→ YOUR OBJECTIVE
Each entry is to be reproduced verbatim, and images are to be omitted.

→ RECORDS SUPPLIED
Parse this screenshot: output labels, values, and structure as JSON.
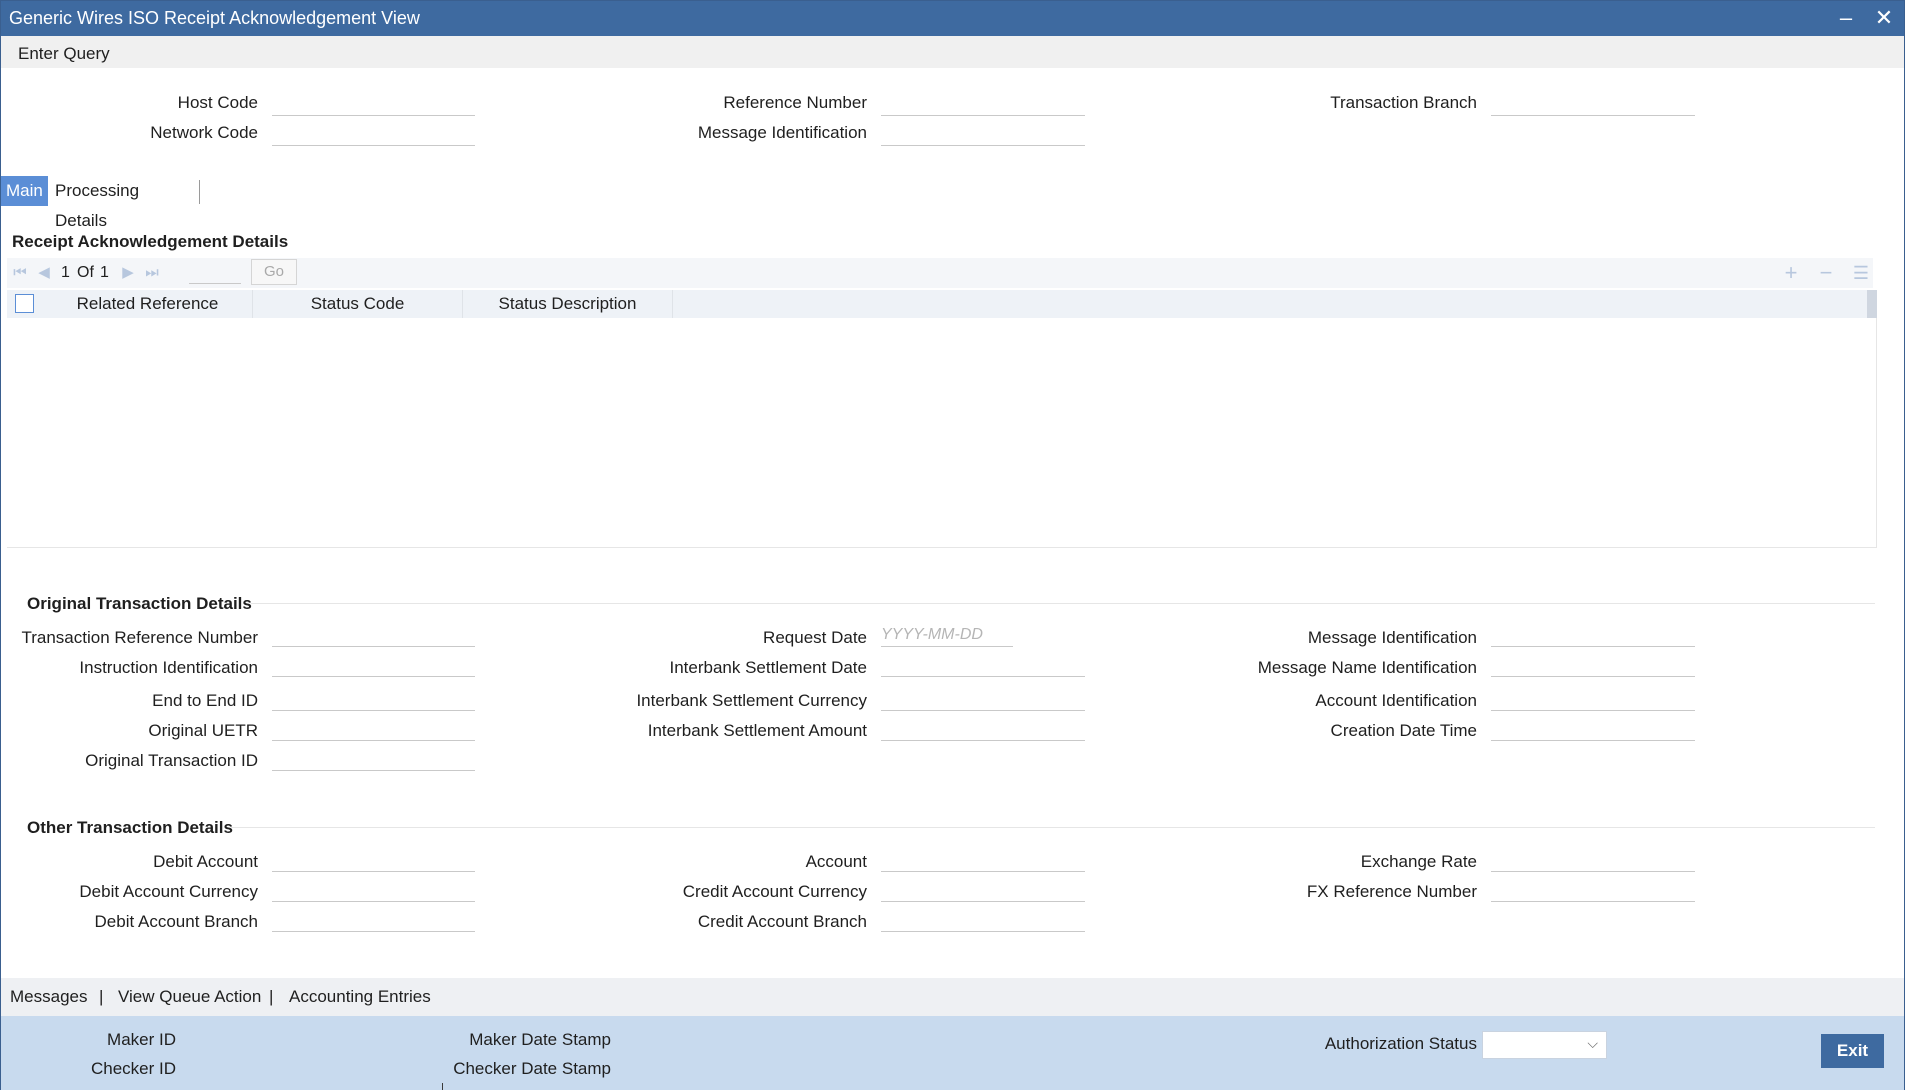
{
  "window": {
    "title": "Generic Wires ISO Receipt Acknowledgement View",
    "minimize_icon": "minimize-icon",
    "close_icon": "close-icon"
  },
  "toolbar": {
    "enter_query": "Enter Query"
  },
  "header_fields": {
    "host_code": {
      "label": "Host Code",
      "value": ""
    },
    "network_code": {
      "label": "Network Code",
      "value": ""
    },
    "reference_number": {
      "label": "Reference Number",
      "value": ""
    },
    "message_identification": {
      "label": "Message Identification",
      "value": ""
    },
    "transaction_branch": {
      "label": "Transaction Branch",
      "value": ""
    }
  },
  "tabs": [
    {
      "label": "Main",
      "active": true
    },
    {
      "label": "Processing Details",
      "active": false
    }
  ],
  "receipt_section": {
    "title": "Receipt Acknowledgement Details",
    "pagination": {
      "current": "1",
      "of_label": "Of",
      "total": "1",
      "go_label": "Go"
    },
    "columns": [
      "Related Reference",
      "Status Code",
      "Status Description"
    ],
    "rows": []
  },
  "original_section": {
    "title": "Original Transaction Details",
    "transaction_reference_number": {
      "label": "Transaction Reference Number",
      "value": ""
    },
    "instruction_identification": {
      "label": "Instruction Identification",
      "value": ""
    },
    "end_to_end_id": {
      "label": "End to End ID",
      "value": ""
    },
    "original_uetr": {
      "label": "Original UETR",
      "value": ""
    },
    "original_transaction_id": {
      "label": "Original Transaction ID",
      "value": ""
    },
    "request_date": {
      "label": "Request Date",
      "value": "",
      "placeholder": "YYYY-MM-DD"
    },
    "interbank_settlement_date": {
      "label": "Interbank Settlement Date",
      "value": ""
    },
    "interbank_settlement_currency": {
      "label": "Interbank Settlement Currency",
      "value": ""
    },
    "interbank_settlement_amount": {
      "label": "Interbank Settlement Amount",
      "value": ""
    },
    "message_identification": {
      "label": "Message Identification",
      "value": ""
    },
    "message_name_identification": {
      "label": "Message Name Identification",
      "value": ""
    },
    "account_identification": {
      "label": "Account Identification",
      "value": ""
    },
    "creation_date_time": {
      "label": "Creation Date Time",
      "value": ""
    }
  },
  "other_section": {
    "title": "Other Transaction Details",
    "debit_account": {
      "label": "Debit Account",
      "value": ""
    },
    "debit_account_currency": {
      "label": "Debit Account Currency",
      "value": ""
    },
    "debit_account_branch": {
      "label": "Debit Account Branch",
      "value": ""
    },
    "account": {
      "label": "Account",
      "value": ""
    },
    "credit_account_currency": {
      "label": "Credit Account Currency",
      "value": ""
    },
    "credit_account_branch": {
      "label": "Credit Account Branch",
      "value": ""
    },
    "exchange_rate": {
      "label": "Exchange Rate",
      "value": ""
    },
    "fx_reference_number": {
      "label": "FX Reference Number",
      "value": ""
    }
  },
  "footer_links": [
    "Messages",
    "View Queue Action",
    "Accounting Entries"
  ],
  "footer_separator": "|",
  "audit": {
    "maker_id": "Maker ID",
    "checker_id": "Checker ID",
    "maker_date_stamp": "Maker Date Stamp",
    "checker_date_stamp": "Checker Date Stamp",
    "authorization_status": "Authorization Status",
    "authorization_value": "",
    "exit_label": "Exit"
  },
  "colors": {
    "title_bar": "#3e6aa0",
    "active_tab": "#5b8ed6",
    "audit_panel": "#c8daee",
    "exit_button": "#3e6aa0"
  }
}
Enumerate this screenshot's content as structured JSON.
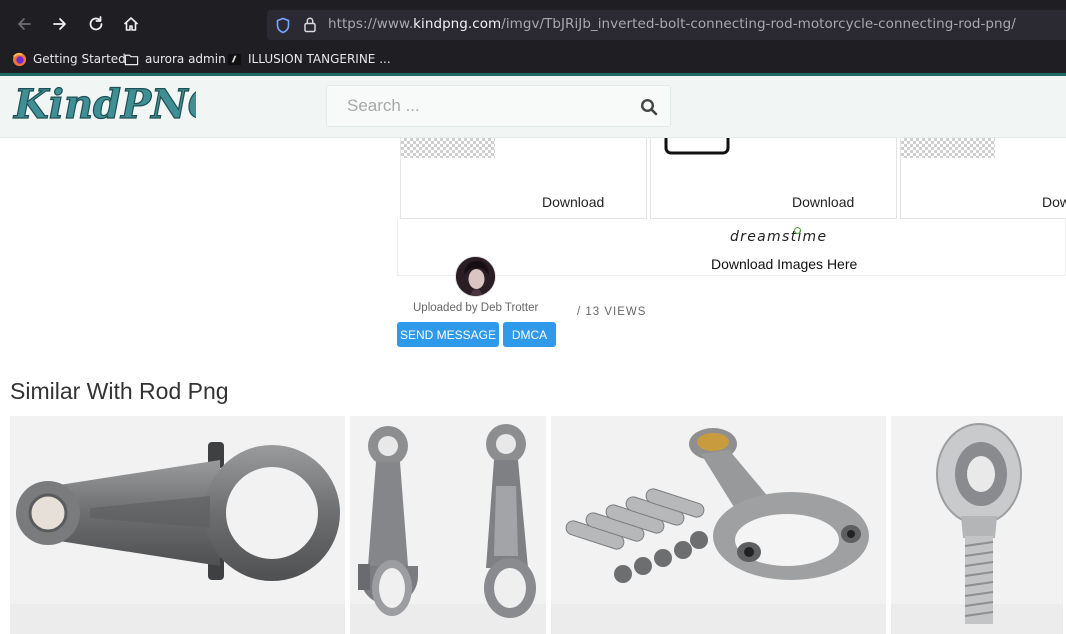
{
  "browser": {
    "url_prefix": "https://www.",
    "url_domain": "kindpng.com",
    "url_path": "/imgv/TbJRiJb_inverted-bolt-connecting-rod-motorcycle-connecting-rod-png/",
    "bookmarks": [
      {
        "label": "Getting Started",
        "icon": "firefox-icon"
      },
      {
        "label": "aurora admin",
        "icon": "folder-icon"
      },
      {
        "label": "ILLUSION TANGERINE ...",
        "icon": "bookmark-favicon"
      }
    ]
  },
  "site": {
    "logo_text": "KindPNG",
    "search_placeholder": "Search ..."
  },
  "cards": [
    {
      "download_label": "Download"
    },
    {
      "download_label": "Download"
    },
    {
      "download_label": "Dow"
    }
  ],
  "ad": {
    "brand": "dreamstime",
    "tagline": "Download Images Here"
  },
  "uploader": {
    "text": "Uploaded by Deb Trotter",
    "views": "/ 13 VIEWS",
    "send_message_label": "SEND MESSAGE",
    "dmca_label": "DMCA"
  },
  "similar": {
    "title": "Similar With Rod Png",
    "tiles": [
      {
        "subject": "connecting-rod"
      },
      {
        "subject": "two-connecting-rods"
      },
      {
        "subject": "connecting-rod-with-bolts"
      },
      {
        "subject": "rod-end-bearing"
      }
    ]
  },
  "colors": {
    "chrome_bg": "#1f1e22",
    "accent": "#1d6a64",
    "button_blue": "#2f9ae9",
    "logo_teal": "#3f8f95"
  }
}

→ RESPONSE BOX
Parse this screenshot: output labels, values, and structure as JSON.
{
  "window": {
    "title": "Generic Wires ISO Receipt Acknowledgement View",
    "minimize_icon": "minimize-icon",
    "close_icon": "close-icon"
  },
  "toolbar": {
    "enter_query": "Enter Query"
  },
  "header_fields": {
    "host_code": {
      "label": "Host Code",
      "value": ""
    },
    "network_code": {
      "label": "Network Code",
      "value": ""
    },
    "reference_number": {
      "label": "Reference Number",
      "value": ""
    },
    "message_identification": {
      "label": "Message Identification",
      "value": ""
    },
    "transaction_branch": {
      "label": "Transaction Branch",
      "value": ""
    }
  },
  "tabs": [
    {
      "label": "Main",
      "active": true
    },
    {
      "label": "Processing Details",
      "active": false
    }
  ],
  "receipt_section": {
    "title": "Receipt Acknowledgement Details",
    "pagination": {
      "current": "1",
      "of_label": "Of",
      "total": "1",
      "go_label": "Go"
    },
    "columns": [
      "Related Reference",
      "Status Code",
      "Status Description"
    ],
    "rows": []
  },
  "original_section": {
    "title": "Original Transaction Details",
    "transaction_reference_number": {
      "label": "Transaction Reference Number",
      "value": ""
    },
    "instruction_identification": {
      "label": "Instruction Identification",
      "value": ""
    },
    "end_to_end_id": {
      "label": "End to End ID",
      "value": ""
    },
    "original_uetr": {
      "label": "Original UETR",
      "value": ""
    },
    "original_transaction_id": {
      "label": "Original Transaction ID",
      "value": ""
    },
    "request_date": {
      "label": "Request Date",
      "value": "",
      "placeholder": "YYYY-MM-DD"
    },
    "interbank_settlement_date": {
      "label": "Interbank Settlement Date",
      "value": ""
    },
    "interbank_settlement_currency": {
      "label": "Interbank Settlement Currency",
      "value": ""
    },
    "interbank_settlement_amount": {
      "label": "Interbank Settlement Amount",
      "value": ""
    },
    "message_identification": {
      "label": "Message Identification",
      "value": ""
    },
    "message_name_identification": {
      "label": "Message Name Identification",
      "value": ""
    },
    "account_identification": {
      "label": "Account Identification",
      "value": ""
    },
    "creation_date_time": {
      "label": "Creation Date Time",
      "value": ""
    }
  },
  "other_section": {
    "title": "Other Transaction Details",
    "debit_account": {
      "label": "Debit Account",
      "value": ""
    },
    "debit_account_currency": {
      "label": "Debit Account Currency",
      "value": ""
    },
    "debit_account_branch": {
      "label": "Debit Account Branch",
      "value": ""
    },
    "account": {
      "label": "Account",
      "value": ""
    },
    "credit_account_currency": {
      "label": "Credit Account Currency",
      "value": ""
    },
    "credit_account_branch": {
      "label": "Credit Account Branch",
      "value": ""
    },
    "exchange_rate": {
      "label": "Exchange Rate",
      "value": ""
    },
    "fx_reference_number": {
      "label": "FX Reference Number",
      "value": ""
    }
  },
  "footer_links": [
    "Messages",
    "View Queue Action",
    "Accounting Entries"
  ],
  "footer_separator": "|",
  "audit": {
    "maker_id": "Maker ID",
    "checker_id": "Checker ID",
    "maker_date_stamp": "Maker Date Stamp",
    "checker_date_stamp": "Checker Date Stamp",
    "authorization_status": "Authorization Status",
    "authorization_value": "",
    "exit_label": "Exit"
  },
  "colors": {
    "title_bar": "#3e6aa0",
    "active_tab": "#5b8ed6",
    "audit_panel": "#c8daee",
    "exit_button": "#3e6aa0"
  }
}
Enumerate this screenshot's content as structured JSON.
{
  "browser": {
    "url_prefix": "https://www.",
    "url_domain": "kindpng.com",
    "url_path": "/imgv/TbJRiJb_inverted-bolt-connecting-rod-motorcycle-connecting-rod-png/",
    "bookmarks": [
      {
        "label": "Getting Started",
        "icon": "firefox-icon"
      },
      {
        "label": "aurora admin",
        "icon": "folder-icon"
      },
      {
        "label": "ILLUSION TANGERINE ...",
        "icon": "bookmark-favicon"
      }
    ]
  },
  "site": {
    "logo_text": "KindPNG",
    "search_placeholder": "Search ..."
  },
  "cards": [
    {
      "download_label": "Download"
    },
    {
      "download_label": "Download"
    },
    {
      "download_label": "Dow"
    }
  ],
  "ad": {
    "brand": "dreamstime",
    "tagline": "Download Images Here"
  },
  "uploader": {
    "text": "Uploaded by Deb Trotter",
    "views": "/ 13 VIEWS",
    "send_message_label": "SEND MESSAGE",
    "dmca_label": "DMCA"
  },
  "similar": {
    "title": "Similar With Rod Png",
    "tiles": [
      {
        "subject": "connecting-rod"
      },
      {
        "subject": "two-connecting-rods"
      },
      {
        "subject": "connecting-rod-with-bolts"
      },
      {
        "subject": "rod-end-bearing"
      }
    ]
  },
  "colors": {
    "chrome_bg": "#1f1e22",
    "accent": "#1d6a64",
    "button_blue": "#2f9ae9",
    "logo_teal": "#3f8f95"
  }
}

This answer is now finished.